That the connection of man with morality must be other than this, Schiller revealed as far as it was possible to do so in his time, in his Letters concerning the Aesthetic Education of Mankind, where he wished to show how duty must sink down so that it becomes inclination, how inclination must rise up so that the content of duty becomes congenial. Duty must sink down, natural instinct must rise up in free men, who do out of their inclination what benefits the whole of humanity. And in that man looks for where moral intuition is rooted in the human being, in that he looks for what is the real driving, ethical motive in moral intuition, he finds it at its highest in love purified by spirit. There, where this love has become spiritual, there it draws into itself moral intuitions; and a man is moral because he loves duty, because it is something that comes out of the individuality itself as a directly active power.
It was this that brought me, in The Philosophy of Freedom, to place against the Kantian moral philosophy a direct antithesis drawn from Anthroposophy. The Kantian thesis says: ‘Duty! Thou sublime and mighty name, that dost embrace nothing charming or ingratiating, but requirest submission,’ thou that ‘settest up a law ... before which all inclinations are dumb, even though they secretly work against it.’
Through such a conception of duty man can never be so spiritualized in his inmost being that he becomes a free creator of his moral activity. Out of this attempt to penetrate the human being by means of anthroposophical knowledge of man, I placed in my Philosophy of Freedom against this stiff Kantian idea what you find there: ‘Freedom, thou friendly, human name, beloved of all who are virtuous, in thee is contained what my humanity values most, which makes me servant to none, thou who settest up no law, but awaitest what my virtuous love itself will recognize as a law because it feel itself unfree against every law that is forced upon it.’

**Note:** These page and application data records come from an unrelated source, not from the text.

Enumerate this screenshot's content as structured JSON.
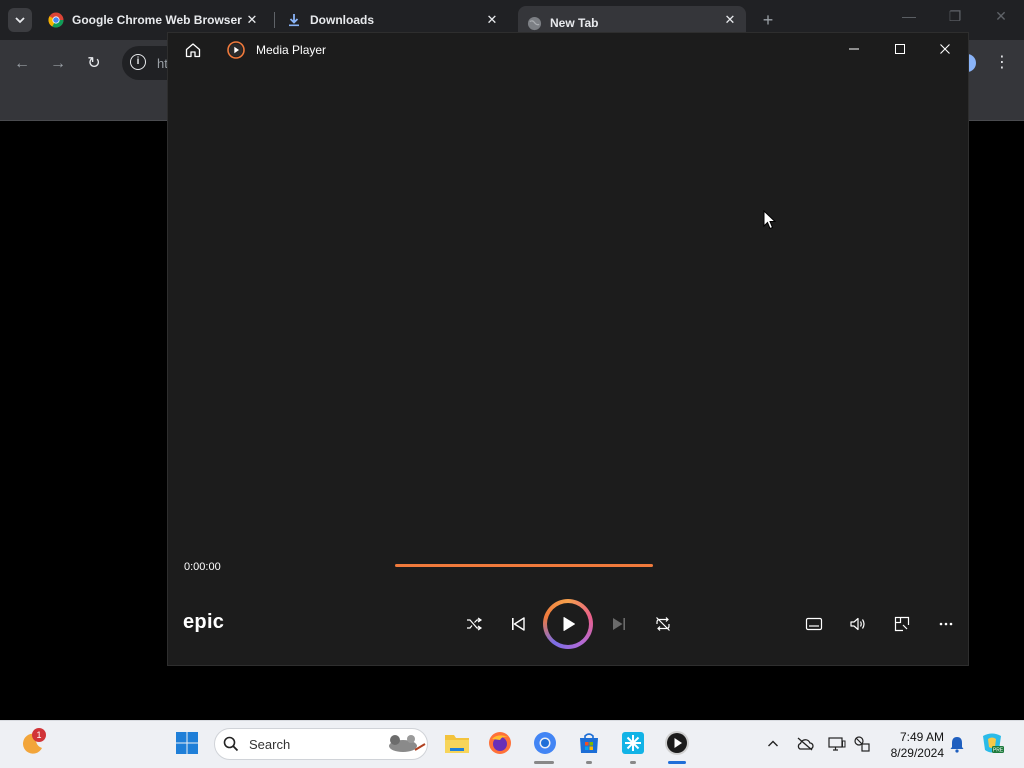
{
  "browser": {
    "tabs": [
      {
        "label": "Google Chrome Web Browser",
        "icon": "chrome-icon"
      },
      {
        "label": "Downloads",
        "icon": "download-icon"
      },
      {
        "label": "New Tab",
        "icon": "globe-icon"
      }
    ],
    "omnibox_text": "ht"
  },
  "media_player": {
    "title": "Media Player",
    "time": "0:00:00",
    "brand": "epic",
    "progress": 0.0,
    "accent": "#f07a3c"
  },
  "taskbar": {
    "search_placeholder": "Search",
    "notification_count": "1",
    "clock_time": "7:49 AM",
    "clock_date": "8/29/2024"
  }
}
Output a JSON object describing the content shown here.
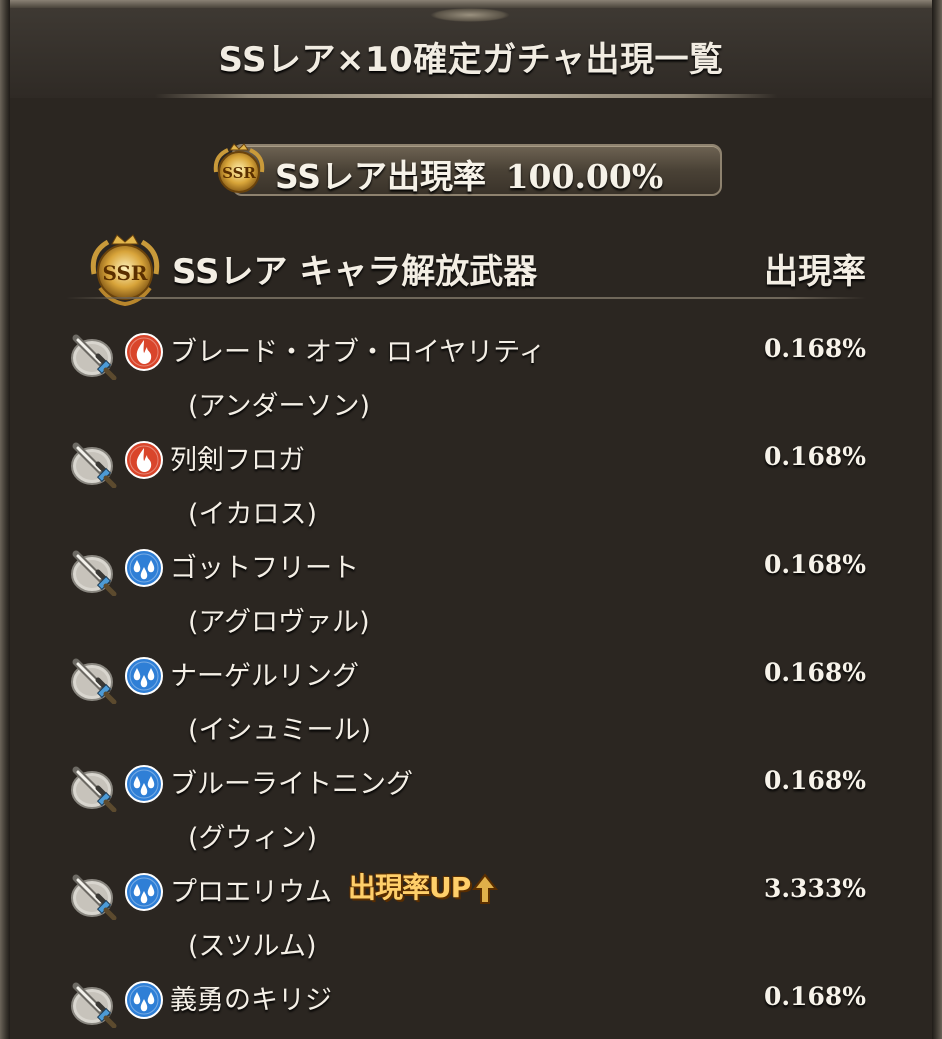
{
  "title": "SSレア×10確定ガチャ出現一覧",
  "rate_banner": {
    "label": "SSレア出現率",
    "value": "100.00%"
  },
  "badge_text": "SSR",
  "section": {
    "title": "SSレア キャラ解放武器",
    "rate_header": "出現率"
  },
  "up_label": "出現率UP",
  "colors": {
    "fire": "#d9452b",
    "water": "#2f7fd6",
    "gold": "#e0b04a"
  },
  "items": [
    {
      "weapon": "ブレード・オブ・ロイヤリティ",
      "character": "(アンダーソン)",
      "element": "fire",
      "rate": "0.168%",
      "rate_up": false
    },
    {
      "weapon": "列剣フロガ",
      "character": "(イカロス)",
      "element": "fire",
      "rate": "0.168%",
      "rate_up": false
    },
    {
      "weapon": "ゴットフリート",
      "character": "(アグロヴァル)",
      "element": "water",
      "rate": "0.168%",
      "rate_up": false
    },
    {
      "weapon": "ナーゲルリング",
      "character": "(イシュミール)",
      "element": "water",
      "rate": "0.168%",
      "rate_up": false
    },
    {
      "weapon": "ブルーライトニング",
      "character": "(グウィン)",
      "element": "water",
      "rate": "0.168%",
      "rate_up": false
    },
    {
      "weapon": "プロエリウム",
      "character": "(スツルム)",
      "element": "water",
      "rate": "3.333%",
      "rate_up": true
    },
    {
      "weapon": "義勇のキリジ",
      "character": "",
      "element": "water",
      "rate": "0.168%",
      "rate_up": false
    }
  ]
}
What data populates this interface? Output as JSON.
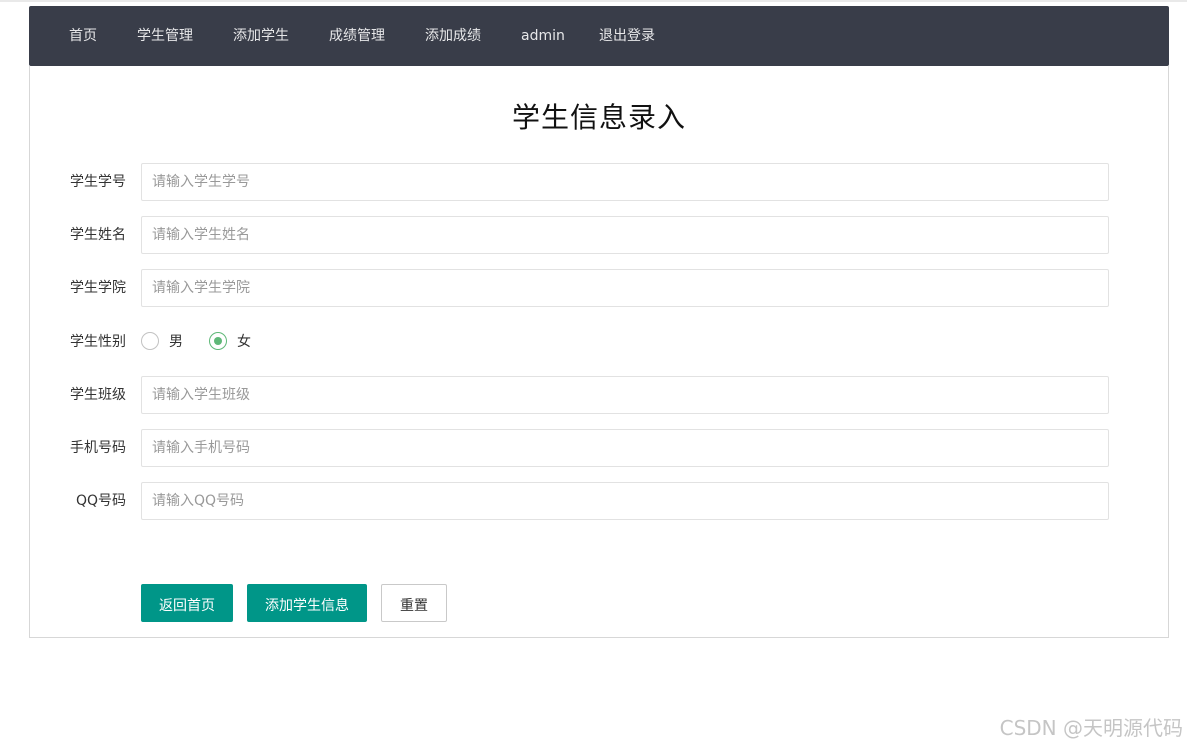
{
  "nav": {
    "items": [
      {
        "label": "首页"
      },
      {
        "label": "学生管理"
      },
      {
        "label": "添加学生"
      },
      {
        "label": "成绩管理"
      },
      {
        "label": "添加成绩"
      },
      {
        "label": "admin"
      },
      {
        "label": "退出登录"
      }
    ]
  },
  "form": {
    "title": "学生信息录入",
    "fields": {
      "student_id": {
        "label": "学生学号",
        "placeholder": "请输入学生学号",
        "value": ""
      },
      "name": {
        "label": "学生姓名",
        "placeholder": "请输入学生姓名",
        "value": ""
      },
      "college": {
        "label": "学生学院",
        "placeholder": "请输入学生学院",
        "value": ""
      },
      "gender": {
        "label": "学生性别",
        "options": [
          "男",
          "女"
        ],
        "selected": "女"
      },
      "class": {
        "label": "学生班级",
        "placeholder": "请输入学生班级",
        "value": ""
      },
      "phone": {
        "label": "手机号码",
        "placeholder": "请输入手机号码",
        "value": ""
      },
      "qq": {
        "label": "QQ号码",
        "placeholder": "请输入QQ号码",
        "value": ""
      }
    },
    "buttons": {
      "back": "返回首页",
      "submit": "添加学生信息",
      "reset": "重置"
    }
  },
  "colors": {
    "nav_bg": "#393d49",
    "primary": "#009688",
    "radio_checked": "#5fb878"
  },
  "watermark": "CSDN @天明源代码"
}
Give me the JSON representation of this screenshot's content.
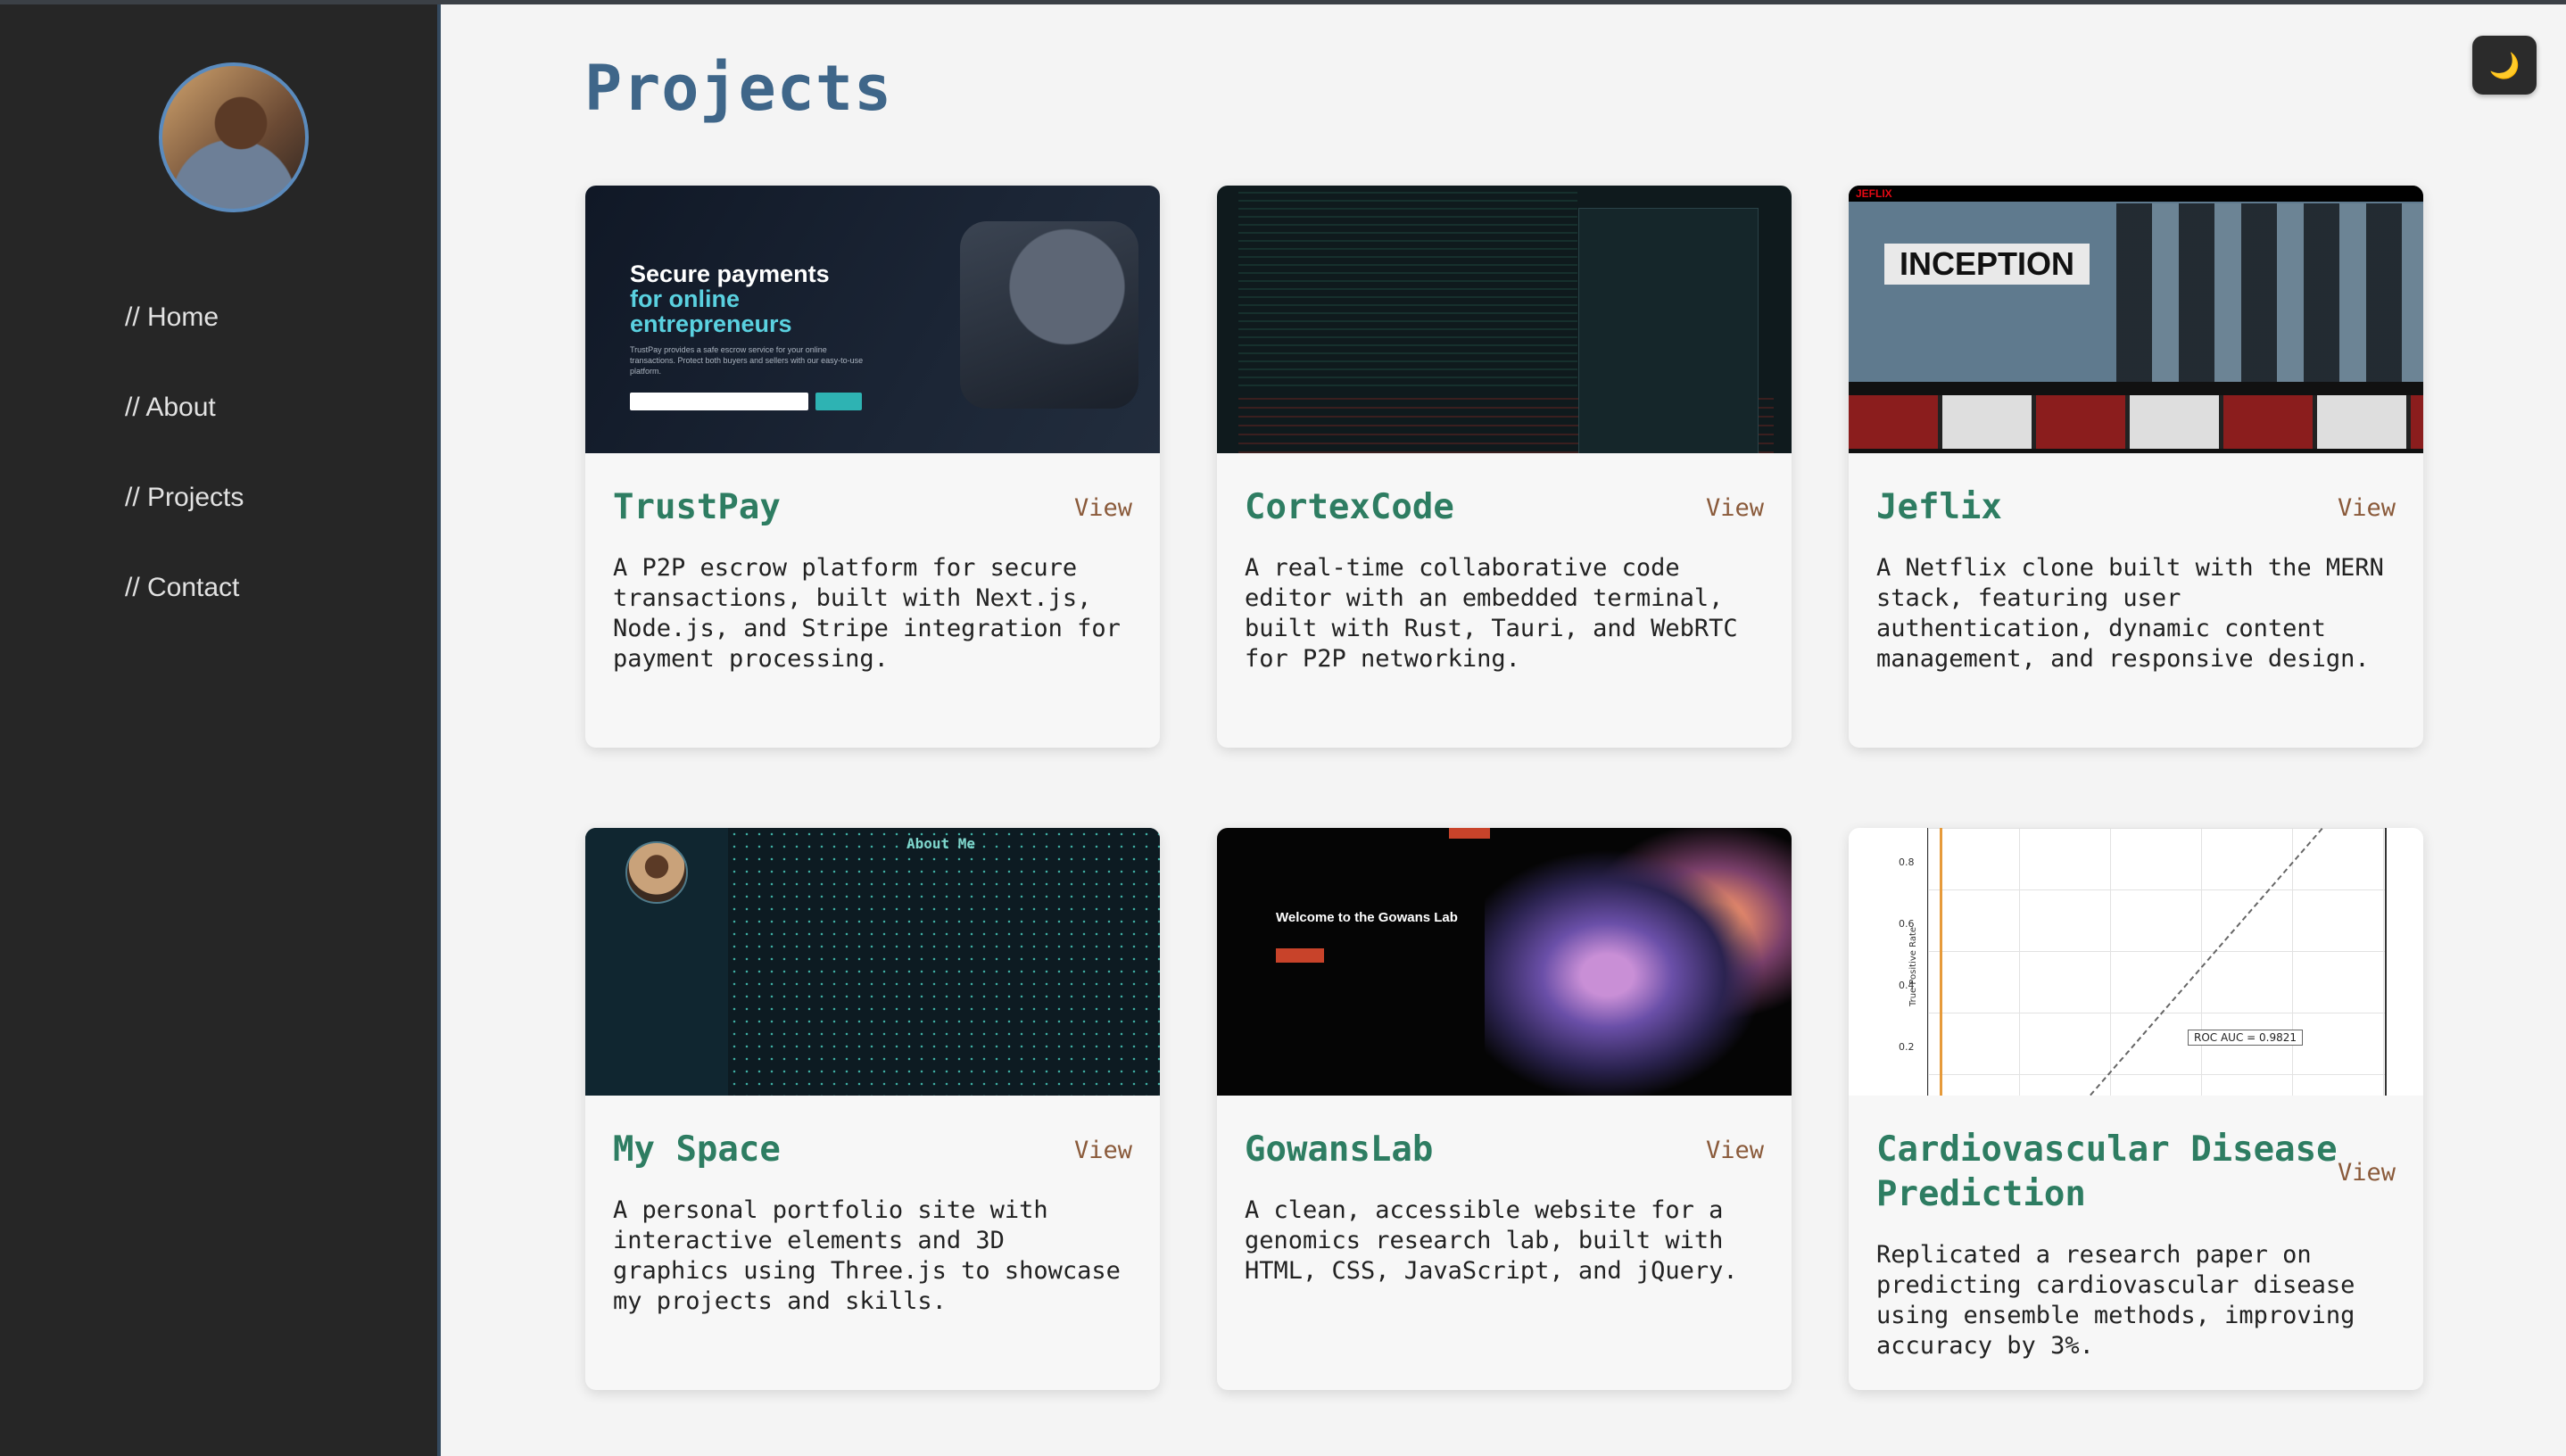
{
  "sidebar": {
    "nav": [
      "// Home",
      "// About",
      "// Projects",
      "// Contact"
    ]
  },
  "theme_toggle": {
    "icon": "moon-icon",
    "glyph": "🌙"
  },
  "page": {
    "title": "Projects"
  },
  "projects": [
    {
      "title": "TrustPay",
      "view": "View",
      "description": "A P2P escrow platform for secure transactions, built with Next.js, Node.js, and Stripe integration for payment processing.",
      "thumb": {
        "headline_1": "Secure payments",
        "headline_2": "for online",
        "headline_3": "entrepreneurs",
        "sub": "TrustPay provides a safe escrow service for your online transactions. Protect both buyers and sellers with our easy-to-use platform."
      }
    },
    {
      "title": "CortexCode",
      "view": "View",
      "description": "A real-time collaborative code editor with an embedded terminal, built with Rust, Tauri, and WebRTC for P2P networking."
    },
    {
      "title": "Jeflix",
      "view": "View",
      "description": "A Netflix clone built with the MERN stack, featuring user authentication, dynamic content management, and responsive design.",
      "thumb": {
        "logo": "JEFLIX",
        "movie": "INCEPTION"
      }
    },
    {
      "title": "My Space",
      "view": "View",
      "description": "A personal portfolio site with interactive elements and 3D graphics using Three.js to showcase my projects and skills.",
      "thumb": {
        "heading": "About Me"
      }
    },
    {
      "title": "GowansLab",
      "view": "View",
      "description": "A clean, accessible website for a genomics research lab, built with HTML, CSS, JavaScript, and jQuery.",
      "thumb": {
        "heading": "Welcome to the Gowans Lab"
      }
    },
    {
      "title": "Cardiovascular Disease Prediction",
      "view": "View",
      "description": "Replicated a research paper on predicting cardiovascular disease using ensemble methods, improving accuracy by 3%.",
      "thumb": {
        "ylabel": "True Positive Rate",
        "ticks": [
          "0.8",
          "0.6",
          "0.4",
          "0.2"
        ],
        "auc": "ROC AUC = 0.9821"
      }
    }
  ],
  "colors": {
    "accent_title": "#3f6689",
    "card_title": "#2e7d62",
    "view_link": "#8a5a3a",
    "sidebar_bg": "#262626"
  }
}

So I believed I must speak in The Philosophy of Freedom of how moral human worth shines out in fullest splendor when it is one with human freedom, and is rooted in true human love. For one can show by means of anthroposophy how this love of duty can become in the widest sense love for mankind and therefore, as we will further consider, can become a true ferment in the social life. What arises today as the most urgent, the most hotly discussed social question can only be resolved if man bestirs himself to recognize the connection between freedom, love, the human being, spiritual and natural necessity.